▶ **Task item**: In the copy, keep every line below as it is and leave out the pictures.

▶ **Input**:
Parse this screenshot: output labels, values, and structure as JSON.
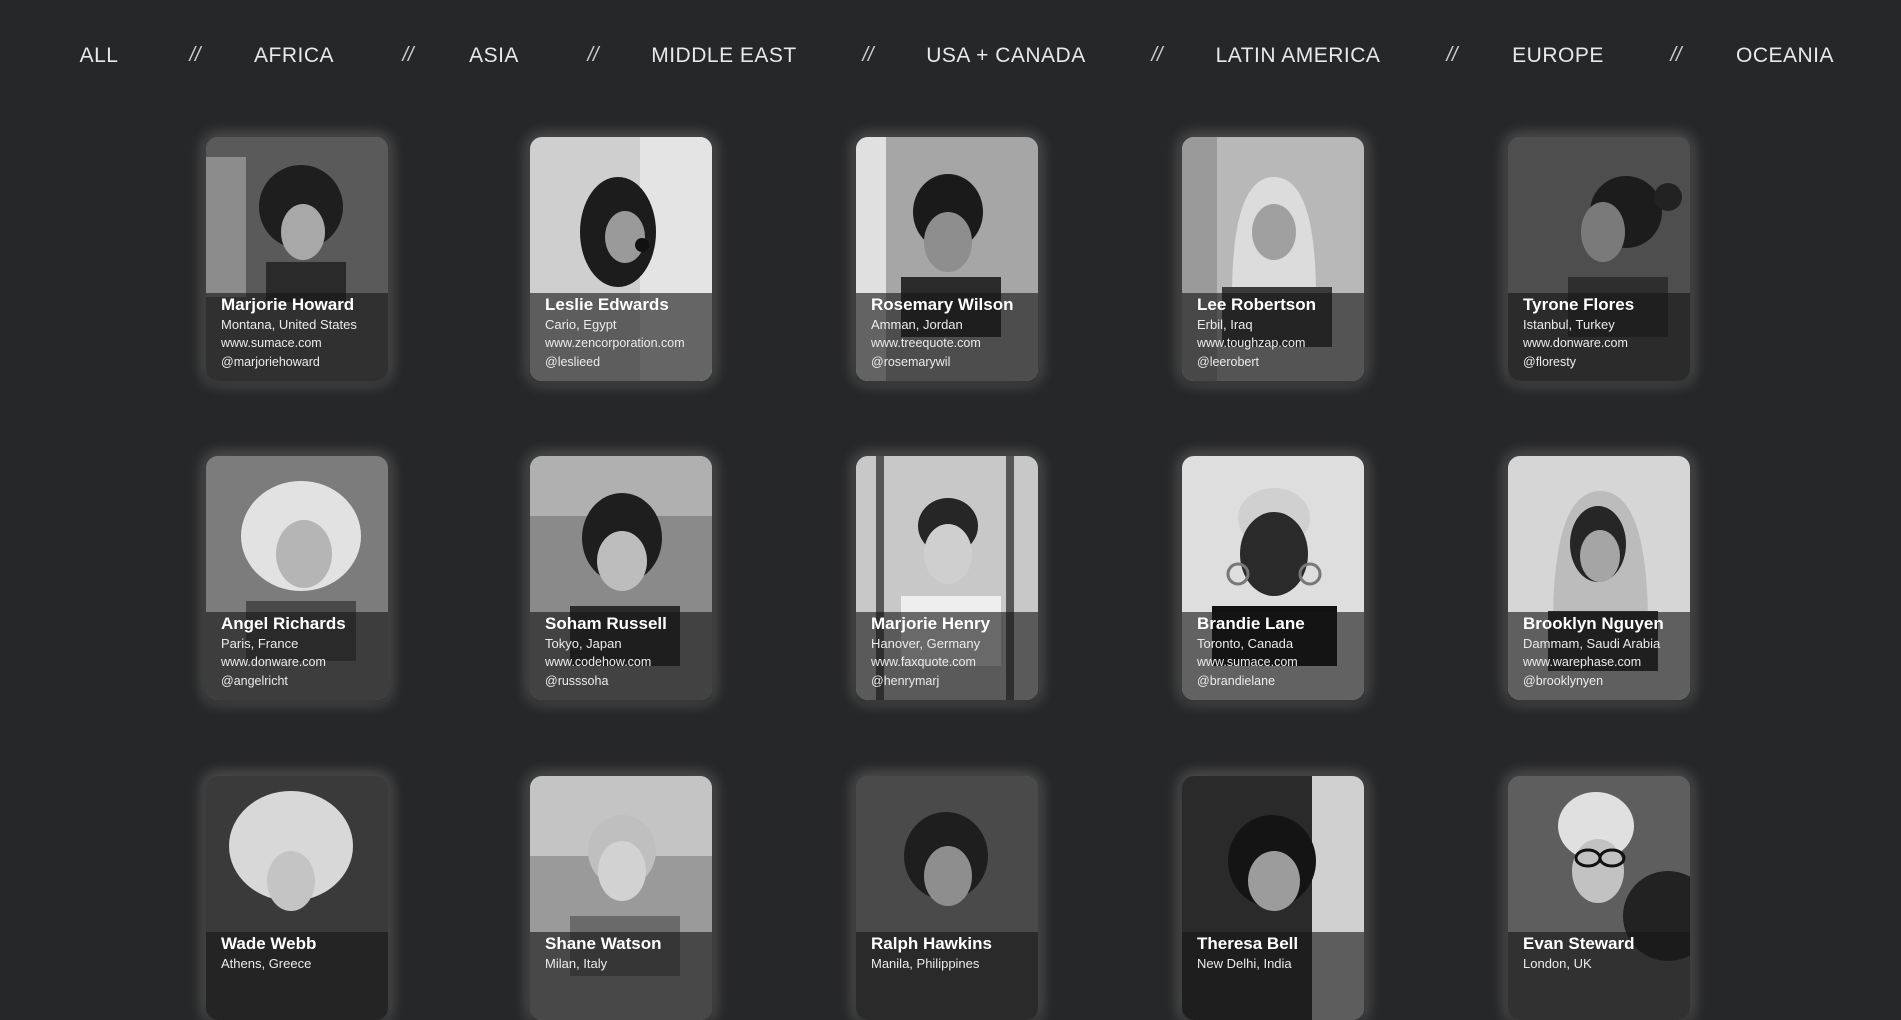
{
  "nav": {
    "items": [
      "ALL",
      "AFRICA",
      "ASIA",
      "MIDDLE EAST",
      "USA + CANADA",
      "LATIN AMERICA",
      "EUROPE",
      "OCEANIA"
    ],
    "separator": "//"
  },
  "cards": [
    {
      "name": "Marjorie Howard",
      "location": "Montana, United States",
      "website": "www.sumace.com",
      "handle": "@marjoriehoward"
    },
    {
      "name": "Leslie Edwards",
      "location": "Cario, Egypt",
      "website": "www.zencorporation.com",
      "handle": "@leslieed"
    },
    {
      "name": "Rosemary Wilson",
      "location": "Amman, Jordan",
      "website": "www.treequote.com",
      "handle": "@rosemarywil"
    },
    {
      "name": "Lee Robertson",
      "location": "Erbil, Iraq",
      "website": "www.toughzap.com",
      "handle": "@leerobert"
    },
    {
      "name": "Tyrone Flores",
      "location": "Istanbul, Turkey",
      "website": "www.donware.com",
      "handle": "@floresty"
    },
    {
      "name": "Angel Richards",
      "location": "Paris, France",
      "website": "www.donware.com",
      "handle": "@angelricht"
    },
    {
      "name": "Soham Russell",
      "location": "Tokyo, Japan",
      "website": "www.codehow.com",
      "handle": "@russsoha"
    },
    {
      "name": "Marjorie Henry",
      "location": "Hanover, Germany",
      "website": "www.faxquote.com",
      "handle": "@henrymarj"
    },
    {
      "name": "Brandie Lane",
      "location": "Toronto, Canada",
      "website": "www.sumace.com",
      "handle": "@brandielane"
    },
    {
      "name": "Brooklyn Nguyen",
      "location": "Dammam, Saudi Arabia",
      "website": "www.warephase.com",
      "handle": "@brooklynyen"
    },
    {
      "name": "Wade Webb",
      "location": "Athens, Greece",
      "website": "",
      "handle": ""
    },
    {
      "name": "Shane Watson",
      "location": "Milan, Italy",
      "website": "",
      "handle": ""
    },
    {
      "name": "Ralph Hawkins",
      "location": "Manila, Philippines",
      "website": "",
      "handle": ""
    },
    {
      "name": "Theresa Bell",
      "location": "New Delhi, India",
      "website": "",
      "handle": ""
    },
    {
      "name": "Evan Steward",
      "location": "London, UK",
      "website": "",
      "handle": ""
    }
  ],
  "colors": {
    "background": "#262728",
    "nav_text": "#e8e8e8",
    "card_overlay": "rgba(22,22,22,0.62)"
  }
}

▶ **Written solution**:
Parse this screenshot: output labels, values, and structure as JSON.
{
  "nav": {
    "items": [
      "ALL",
      "AFRICA",
      "ASIA",
      "MIDDLE EAST",
      "USA + CANADA",
      "LATIN AMERICA",
      "EUROPE",
      "OCEANIA"
    ],
    "separator": "//"
  },
  "cards": [
    {
      "name": "Marjorie Howard",
      "location": "Montana, United States",
      "website": "www.sumace.com",
      "handle": "@marjoriehoward"
    },
    {
      "name": "Leslie Edwards",
      "location": "Cario, Egypt",
      "website": "www.zencorporation.com",
      "handle": "@leslieed"
    },
    {
      "name": "Rosemary Wilson",
      "location": "Amman, Jordan",
      "website": "www.treequote.com",
      "handle": "@rosemarywil"
    },
    {
      "name": "Lee Robertson",
      "location": "Erbil, Iraq",
      "website": "www.toughzap.com",
      "handle": "@leerobert"
    },
    {
      "name": "Tyrone Flores",
      "location": "Istanbul, Turkey",
      "website": "www.donware.com",
      "handle": "@floresty"
    },
    {
      "name": "Angel Richards",
      "location": "Paris, France",
      "website": "www.donware.com",
      "handle": "@angelricht"
    },
    {
      "name": "Soham Russell",
      "location": "Tokyo, Japan",
      "website": "www.codehow.com",
      "handle": "@russsoha"
    },
    {
      "name": "Marjorie Henry",
      "location": "Hanover, Germany",
      "website": "www.faxquote.com",
      "handle": "@henrymarj"
    },
    {
      "name": "Brandie Lane",
      "location": "Toronto, Canada",
      "website": "www.sumace.com",
      "handle": "@brandielane"
    },
    {
      "name": "Brooklyn Nguyen",
      "location": "Dammam, Saudi Arabia",
      "website": "www.warephase.com",
      "handle": "@brooklynyen"
    },
    {
      "name": "Wade Webb",
      "location": "Athens, Greece",
      "website": "",
      "handle": ""
    },
    {
      "name": "Shane Watson",
      "location": "Milan, Italy",
      "website": "",
      "handle": ""
    },
    {
      "name": "Ralph Hawkins",
      "location": "Manila, Philippines",
      "website": "",
      "handle": ""
    },
    {
      "name": "Theresa Bell",
      "location": "New Delhi, India",
      "website": "",
      "handle": ""
    },
    {
      "name": "Evan Steward",
      "location": "London, UK",
      "website": "",
      "handle": ""
    }
  ],
  "colors": {
    "background": "#262728",
    "nav_text": "#e8e8e8",
    "card_overlay": "rgba(22,22,22,0.62)"
  }
}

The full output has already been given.